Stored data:
↓↓↓

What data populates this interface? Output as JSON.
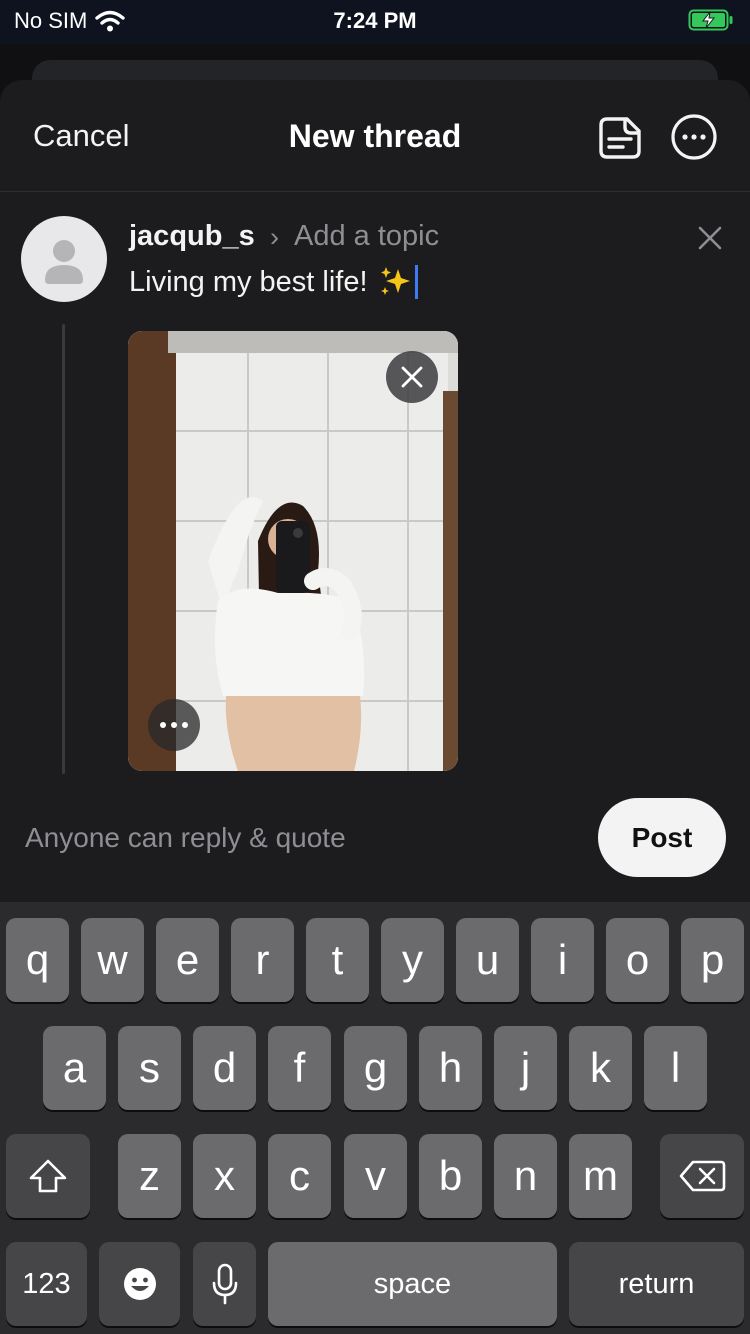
{
  "status_bar": {
    "carrier": "No SIM",
    "time": "7:24 PM"
  },
  "nav": {
    "cancel_label": "Cancel",
    "title": "New thread"
  },
  "composer": {
    "username": "jacqub_s",
    "topic_placeholder": "Add a topic",
    "text": "Living my best life!"
  },
  "footer": {
    "reply_setting": "Anyone can reply & quote",
    "post_label": "Post"
  },
  "keyboard": {
    "row1": [
      "q",
      "w",
      "e",
      "r",
      "t",
      "y",
      "u",
      "i",
      "o",
      "p"
    ],
    "row2": [
      "a",
      "s",
      "d",
      "f",
      "g",
      "h",
      "j",
      "k",
      "l"
    ],
    "row3": [
      "z",
      "x",
      "c",
      "v",
      "b",
      "n",
      "m"
    ],
    "numbers_label": "123",
    "space_label": "space",
    "return_label": "return"
  },
  "colors": {
    "background": "#101013",
    "sheet": "#1c1c1e",
    "secondary_text": "#8e8e93",
    "caret": "#3d7bf7",
    "battery": "#34c759"
  }
}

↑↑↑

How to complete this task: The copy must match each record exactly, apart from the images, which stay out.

Written response:
What data populates this interface? Output as JSON.
{
  "status_bar": {
    "carrier": "No SIM",
    "time": "7:24 PM"
  },
  "nav": {
    "cancel_label": "Cancel",
    "title": "New thread"
  },
  "composer": {
    "username": "jacqub_s",
    "topic_placeholder": "Add a topic",
    "text": "Living my best life!"
  },
  "footer": {
    "reply_setting": "Anyone can reply & quote",
    "post_label": "Post"
  },
  "keyboard": {
    "row1": [
      "q",
      "w",
      "e",
      "r",
      "t",
      "y",
      "u",
      "i",
      "o",
      "p"
    ],
    "row2": [
      "a",
      "s",
      "d",
      "f",
      "g",
      "h",
      "j",
      "k",
      "l"
    ],
    "row3": [
      "z",
      "x",
      "c",
      "v",
      "b",
      "n",
      "m"
    ],
    "numbers_label": "123",
    "space_label": "space",
    "return_label": "return"
  },
  "colors": {
    "background": "#101013",
    "sheet": "#1c1c1e",
    "secondary_text": "#8e8e93",
    "caret": "#3d7bf7",
    "battery": "#34c759"
  }
}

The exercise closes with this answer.